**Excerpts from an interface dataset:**
----------

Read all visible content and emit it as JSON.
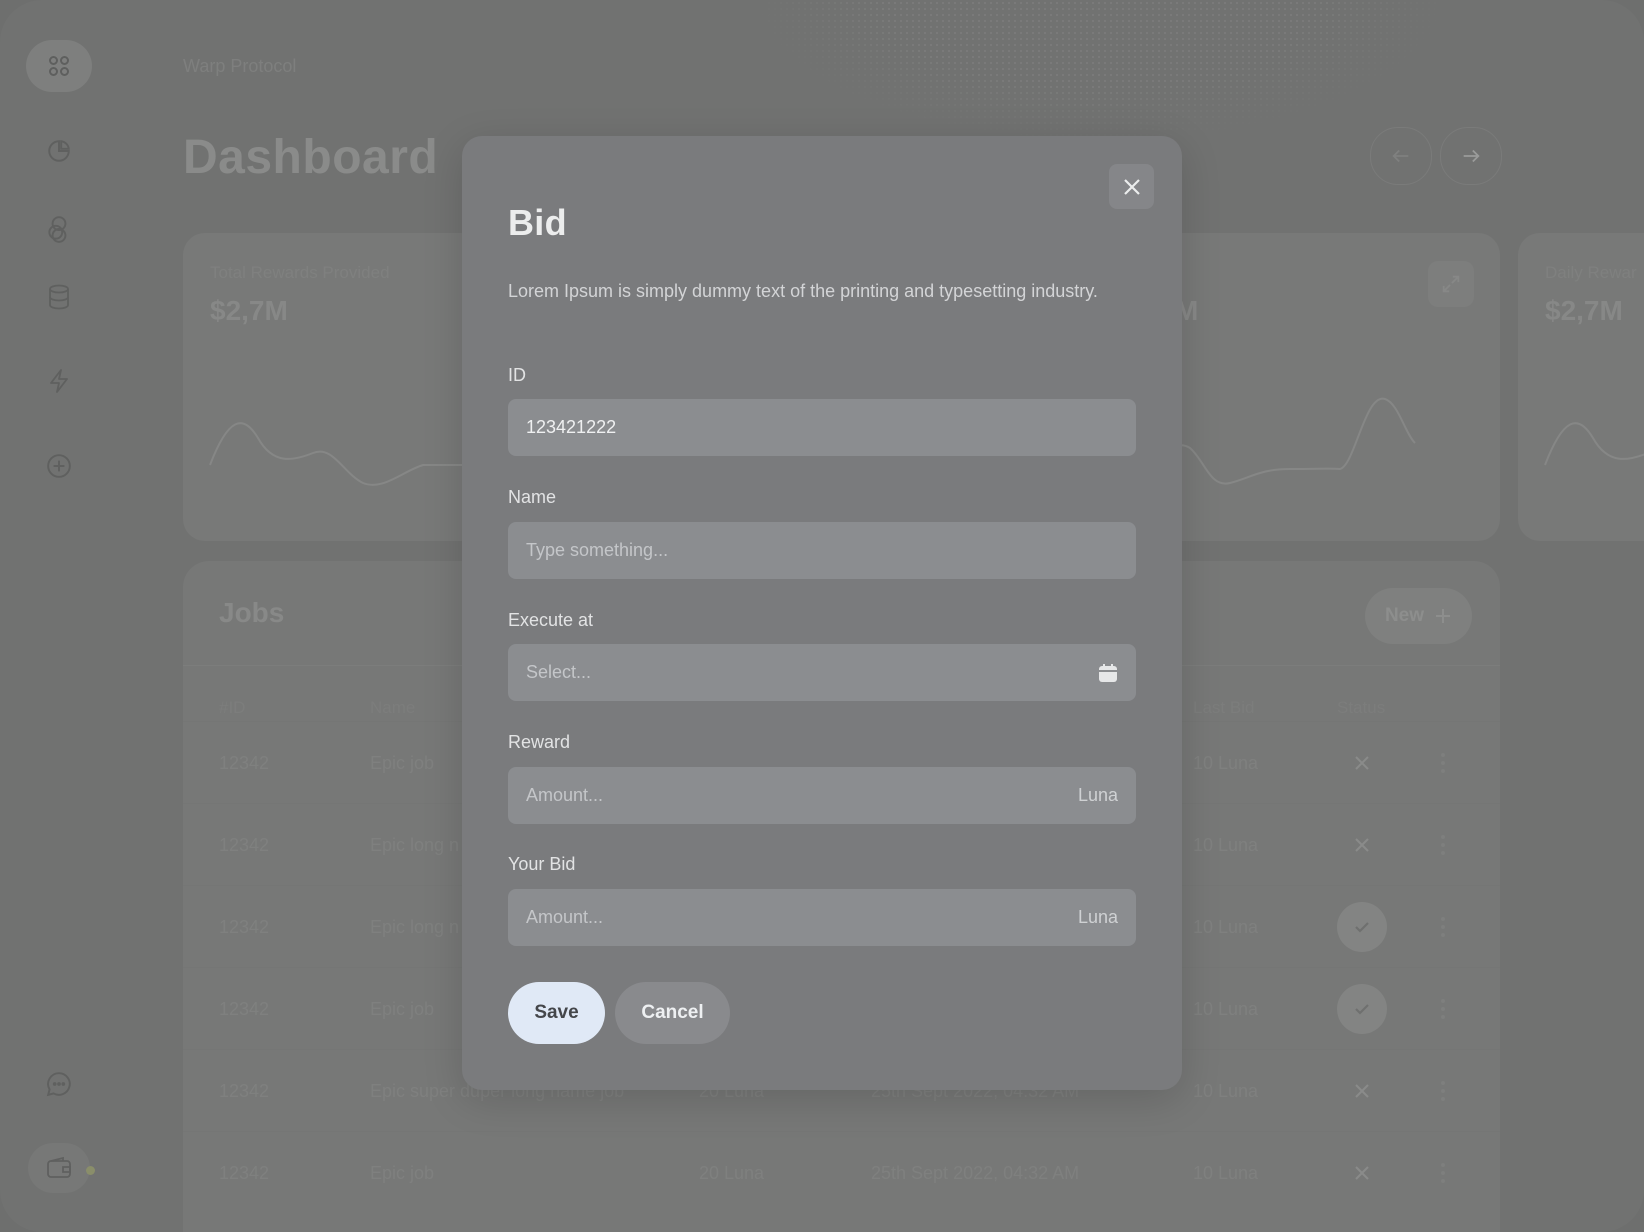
{
  "app": {
    "breadcrumb": "Warp Protocol",
    "title": "Dashboard"
  },
  "sidebar": {
    "icons": [
      "grid-icon",
      "pie-chart-icon",
      "overlap-circles-icon",
      "database-icon",
      "lightning-icon",
      "plus-circle-icon",
      "chat-icon",
      "wallet-icon"
    ]
  },
  "stats": [
    {
      "label": "Total Rewards Provided",
      "value": "$2,7M"
    },
    {
      "label": "",
      "value": "M"
    },
    {
      "label": "Daily Rewar",
      "value": "$2,7M"
    }
  ],
  "jobs": {
    "title": "Jobs",
    "new_label": "New",
    "columns": {
      "id": "#ID",
      "name": "Name",
      "last_bid": "Last Bid",
      "status": "Status"
    },
    "rows": [
      {
        "id": "12342",
        "name": "Epic job",
        "reward": "",
        "date": "",
        "last_bid": "10 Luna",
        "status": "failed"
      },
      {
        "id": "12342",
        "name": "Epic long n",
        "reward": "",
        "date": "",
        "last_bid": "10 Luna",
        "status": "failed"
      },
      {
        "id": "12342",
        "name": "Epic long n",
        "reward": "",
        "date": "",
        "last_bid": "10 Luna",
        "status": "done"
      },
      {
        "id": "12342",
        "name": "Epic job",
        "reward": "",
        "date": "",
        "last_bid": "10 Luna",
        "status": "done"
      },
      {
        "id": "12342",
        "name": "Epic super duper long name job",
        "reward": "20 Luna",
        "date": "25th Sept 2022, 04:32 AM",
        "last_bid": "10 Luna",
        "status": "failed"
      },
      {
        "id": "12342",
        "name": "Epic job",
        "reward": "20 Luna",
        "date": "25th Sept 2022, 04:32 AM",
        "last_bid": "10 Luna",
        "status": "failed"
      }
    ]
  },
  "modal": {
    "title": "Bid",
    "description": "Lorem Ipsum is simply dummy text of the printing and typesetting industry.",
    "fields": {
      "id": {
        "label": "ID",
        "value": "123421222"
      },
      "name": {
        "label": "Name",
        "placeholder": "Type something..."
      },
      "execute_at": {
        "label": "Execute at",
        "placeholder": "Select..."
      },
      "reward": {
        "label": "Reward",
        "placeholder": "Amount...",
        "suffix": "Luna"
      },
      "your_bid": {
        "label": "Your Bid",
        "placeholder": "Amount...",
        "suffix": "Luna"
      }
    },
    "save_label": "Save",
    "cancel_label": "Cancel"
  },
  "colors": {
    "overlay": "#717271",
    "modal_bg": "#7a7b7d",
    "input_bg": "#8b8d90",
    "save_bg": "#e0e9f6"
  }
}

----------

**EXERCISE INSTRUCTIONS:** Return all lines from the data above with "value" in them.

**RESPONSE AREA:**
      "value": "$2,7M"
      "value": "M"
      "value": "$2,7M"
        "value": "123421222"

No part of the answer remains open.